- _EXERCISE OBJECTIVE_:
Copy every entry below exactly, and keep out the pictures.

┄┄┄┄┄┄

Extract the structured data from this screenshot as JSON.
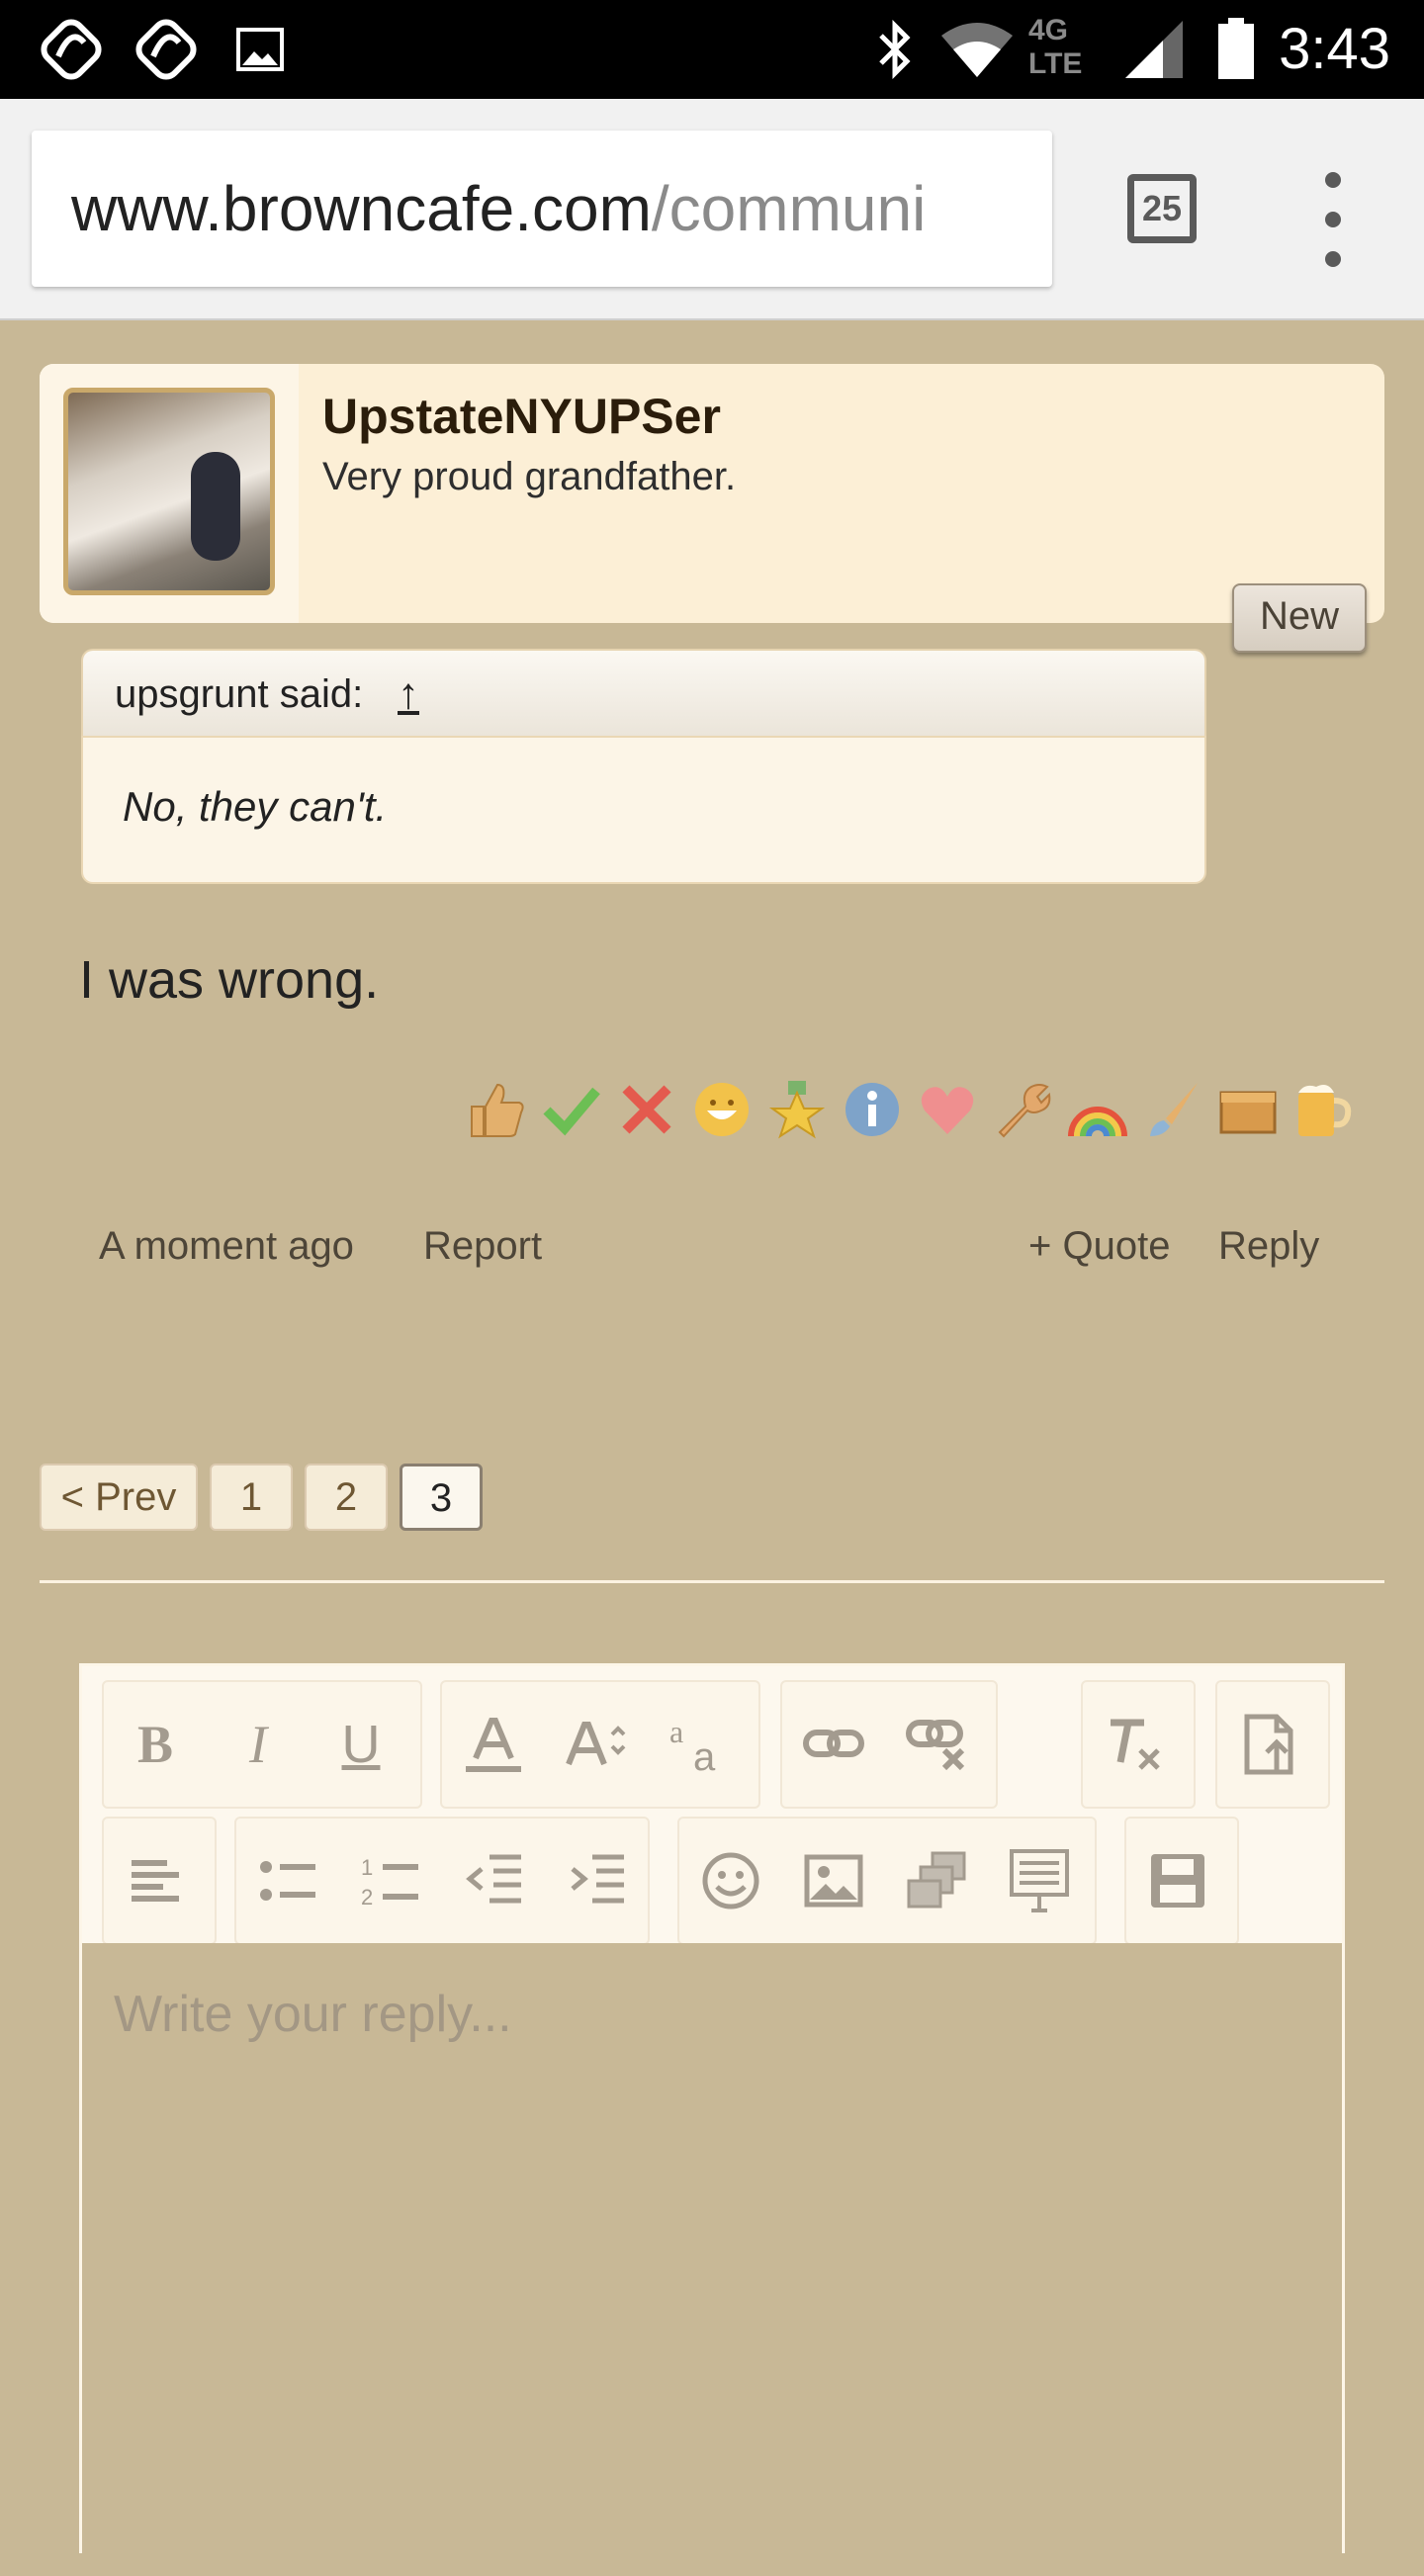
{
  "status_bar": {
    "time": "3:43",
    "network": "4G LTE"
  },
  "browser": {
    "url_domain": "www.browncafe.com",
    "url_path": "/communi",
    "tab_count": "25"
  },
  "post": {
    "username": "UpstateNYUPSer",
    "user_title": "Very proud grandfather.",
    "badge": "New",
    "quote": {
      "author": "upsgrunt said:",
      "arrow": "↑",
      "text": "No, they can't."
    },
    "message": "I was wrong.",
    "reactions": [
      "thumbs-up",
      "check",
      "x",
      "smile",
      "medal",
      "info",
      "heart",
      "wrench",
      "rainbow",
      "brush",
      "box",
      "beer"
    ],
    "time": "A moment ago",
    "report": "Report",
    "quote_btn": "+ Quote",
    "reply_btn": "Reply"
  },
  "pagination": {
    "prev": "< Prev",
    "pages": [
      "1",
      "2",
      "3"
    ],
    "current": "3"
  },
  "editor": {
    "placeholder": "Write your reply...",
    "toolbar": {
      "bold": "B",
      "italic": "I",
      "underline": "U"
    }
  }
}
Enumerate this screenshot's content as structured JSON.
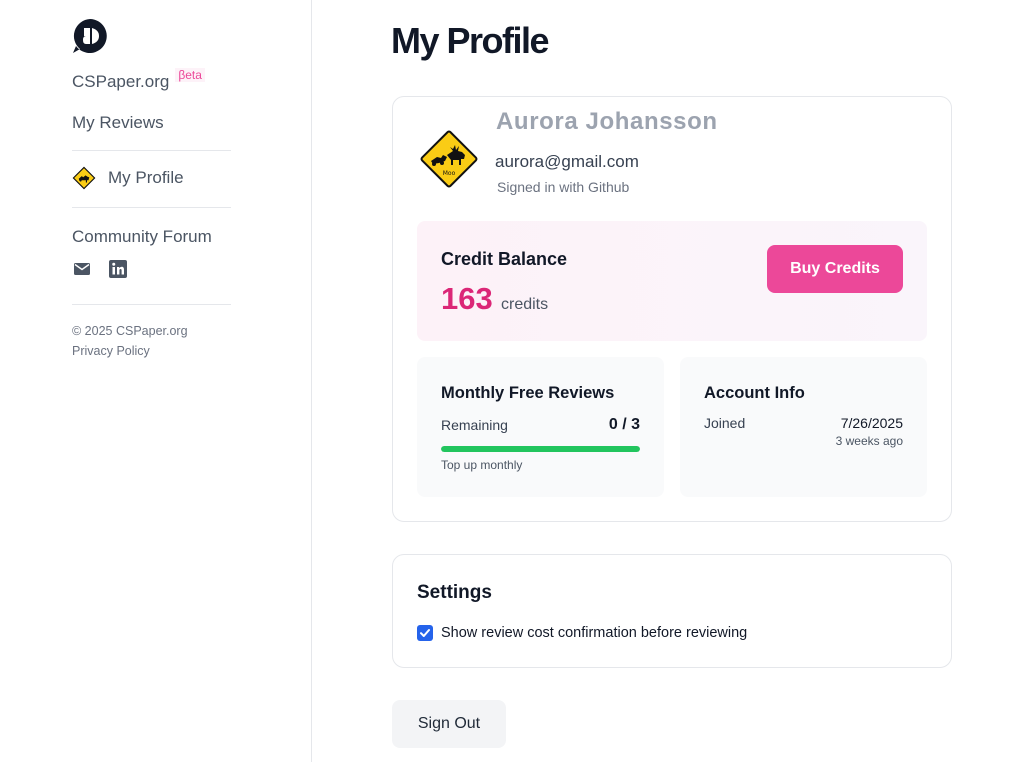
{
  "sidebar": {
    "brand": "CSPaper.org",
    "beta": "βeta",
    "nav_reviews": "My Reviews",
    "nav_profile": "My Profile",
    "forum": "Community Forum",
    "copyright": "© 2025 CSPaper.org",
    "privacy": "Privacy Policy",
    "icons": [
      "logo-icon",
      "mail-icon",
      "linkedin-icon",
      "avatar"
    ]
  },
  "main": {
    "title": "My Profile",
    "profile": {
      "name": "Aurora Johansson",
      "email": "aurora@gmail.com",
      "signin": "Signed in with Github",
      "avatar_text": "Moo"
    },
    "credits": {
      "label": "Credit Balance",
      "value": "163",
      "unit": "credits",
      "buy_label": "Buy Credits",
      "accent": "#ec4899"
    },
    "monthly": {
      "title": "Monthly Free Reviews",
      "remaining_label": "Remaining",
      "remaining_value": "0 / 3",
      "progress": 1.0,
      "note": "Top up monthly",
      "bar_color": "#22c55e"
    },
    "account": {
      "title": "Account Info",
      "joined_label": "Joined",
      "joined_date": "7/26/2025",
      "joined_ago": "3 weeks ago"
    },
    "settings": {
      "title": "Settings",
      "confirm_label": "Show review cost confirmation before reviewing",
      "confirm_checked": true
    },
    "signout_label": "Sign Out"
  }
}
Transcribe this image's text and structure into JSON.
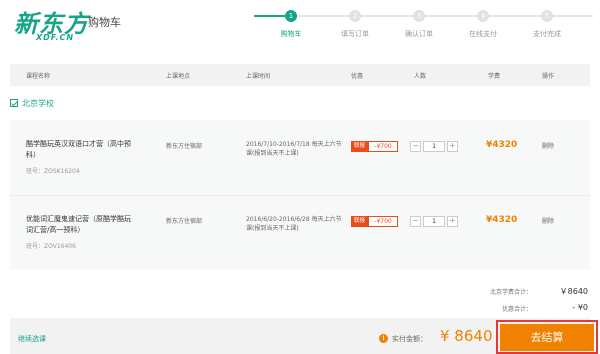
{
  "brand": {
    "logo_cn": "新东方",
    "logo_en": "XDF.CN",
    "page_name": "购物车"
  },
  "steps": [
    {
      "num": "1",
      "label": "购物车",
      "active": true
    },
    {
      "num": "2",
      "label": "填写订单",
      "active": false
    },
    {
      "num": "3",
      "label": "确认订单",
      "active": false
    },
    {
      "num": "4",
      "label": "在线支付",
      "active": false
    },
    {
      "num": "5",
      "label": "支付完成",
      "active": false
    }
  ],
  "table_header": {
    "course_name": "课程名称",
    "place": "上课地点",
    "time": "上课时间",
    "discount": "优惠",
    "count": "人数",
    "fee": "学费",
    "action": "操作"
  },
  "school": {
    "name": "北京学校",
    "checked": true
  },
  "items": [
    {
      "name": "酷学酷玩英汉双语口才营（高中预科）",
      "code": "班号：ZOSK16204",
      "place": "新东方住宿部",
      "time": "2016/7/10-2016/7/18 每天上六节课(报到当天不上课)",
      "promo_tag": "联报",
      "promo_value": "-¥700",
      "quantity": "1",
      "price": "¥4320",
      "delete": "删除"
    },
    {
      "name": "优能词汇魔鬼速记营（原酷学酷玩词汇营/高一预科）",
      "code": "班号：ZOV16406",
      "place": "新东方住宿部",
      "time": "2016/6/20-2016/6/28 每天上六节课(报到当天不上课)",
      "promo_tag": "联报",
      "promo_value": "-¥700",
      "quantity": "1",
      "price": "¥4320",
      "delete": "删除"
    }
  ],
  "summary": {
    "subtotal_label": "北京学费合计：",
    "subtotal_value": "￥8640",
    "discount_label": "优惠合计：",
    "discount_value": "- ¥0"
  },
  "footer": {
    "continue_label": "继续选课",
    "pay_label": "实付金额：",
    "pay_amount": "¥ 8640",
    "checkout_label": "去结算"
  },
  "colors": {
    "brand": "#17a589",
    "accent": "#f08200",
    "promo": "#e84d1c",
    "highlight": "#e53935"
  }
}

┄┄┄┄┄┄

- _TASK OUTPUT_:
Extract the structured data from this screenshot as JSON.
{
  "status_bar": {
    "time": "3:43",
    "network": "4G LTE"
  },
  "browser": {
    "url_domain": "www.browncafe.com",
    "url_path": "/communi",
    "tab_count": "25"
  },
  "post": {
    "username": "UpstateNYUPSer",
    "user_title": "Very proud grandfather.",
    "badge": "New",
    "quote": {
      "author": "upsgrunt said:",
      "arrow": "↑",
      "text": "No, they can't."
    },
    "message": "I was wrong.",
    "reactions": [
      "thumbs-up",
      "check",
      "x",
      "smile",
      "medal",
      "info",
      "heart",
      "wrench",
      "rainbow",
      "brush",
      "box",
      "beer"
    ],
    "time": "A moment ago",
    "report": "Report",
    "quote_btn": "+ Quote",
    "reply_btn": "Reply"
  },
  "pagination": {
    "prev": "< Prev",
    "pages": [
      "1",
      "2",
      "3"
    ],
    "current": "3"
  },
  "editor": {
    "placeholder": "Write your reply...",
    "toolbar": {
      "bold": "B",
      "italic": "I",
      "underline": "U"
    }
  }
}
Enumerate this screenshot's content as structured JSON.
{
  "sidebar": {
    "brand": "CSPaper.org",
    "beta": "βeta",
    "nav_reviews": "My Reviews",
    "nav_profile": "My Profile",
    "forum": "Community Forum",
    "copyright": "© 2025 CSPaper.org",
    "privacy": "Privacy Policy",
    "icons": [
      "logo-icon",
      "mail-icon",
      "linkedin-icon",
      "avatar"
    ]
  },
  "main": {
    "title": "My Profile",
    "profile": {
      "name": "Aurora Johansson",
      "email": "aurora@gmail.com",
      "signin": "Signed in with Github",
      "avatar_text": "Moo"
    },
    "credits": {
      "label": "Credit Balance",
      "value": "163",
      "unit": "credits",
      "buy_label": "Buy Credits",
      "accent": "#ec4899"
    },
    "monthly": {
      "title": "Monthly Free Reviews",
      "remaining_label": "Remaining",
      "remaining_value": "0 / 3",
      "progress": 1.0,
      "note": "Top up monthly",
      "bar_color": "#22c55e"
    },
    "account": {
      "title": "Account Info",
      "joined_label": "Joined",
      "joined_date": "7/26/2025",
      "joined_ago": "3 weeks ago"
    },
    "settings": {
      "title": "Settings",
      "confirm_label": "Show review cost confirmation before reviewing",
      "confirm_checked": true
    },
    "signout_label": "Sign Out"
  }
}
Transcribe this image's text and structure into JSON.
{
  "brand": {
    "logo_cn": "新东方",
    "logo_en": "XDF.CN",
    "page_name": "购物车"
  },
  "steps": [
    {
      "num": "1",
      "label": "购物车",
      "active": true
    },
    {
      "num": "2",
      "label": "填写订单",
      "active": false
    },
    {
      "num": "3",
      "label": "确认订单",
      "active": false
    },
    {
      "num": "4",
      "label": "在线支付",
      "active": false
    },
    {
      "num": "5",
      "label": "支付完成",
      "active": false
    }
  ],
  "table_header": {
    "course_name": "课程名称",
    "place": "上课地点",
    "time": "上课时间",
    "discount": "优惠",
    "count": "人数",
    "fee": "学费",
    "action": "操作"
  },
  "school": {
    "name": "北京学校",
    "checked": true
  },
  "items": [
    {
      "name": "酷学酷玩英汉双语口才营（高中预科）",
      "code": "班号：ZOSK16204",
      "place": "新东方住宿部",
      "time": "2016/7/10-2016/7/18 每天上六节课(报到当天不上课)",
      "promo_tag": "联报",
      "promo_value": "-¥700",
      "quantity": "1",
      "price": "¥4320",
      "delete": "删除"
    },
    {
      "name": "优能词汇魔鬼速记营（原酷学酷玩词汇营/高一预科）",
      "code": "班号：ZOV16406",
      "place": "新东方住宿部",
      "time": "2016/6/20-2016/6/28 每天上六节课(报到当天不上课)",
      "promo_tag": "联报",
      "promo_value": "-¥700",
      "quantity": "1",
      "price": "¥4320",
      "delete": "删除"
    }
  ],
  "summary": {
    "subtotal_label": "北京学费合计：",
    "subtotal_value": "￥8640",
    "discount_label": "优惠合计：",
    "discount_value": "- ¥0"
  },
  "footer": {
    "continue_label": "继续选课",
    "pay_label": "实付金额：",
    "pay_amount": "¥ 8640",
    "checkout_label": "去结算"
  },
  "colors": {
    "brand": "#17a589",
    "accent": "#f08200",
    "promo": "#e84d1c",
    "highlight": "#e53935"
  }
}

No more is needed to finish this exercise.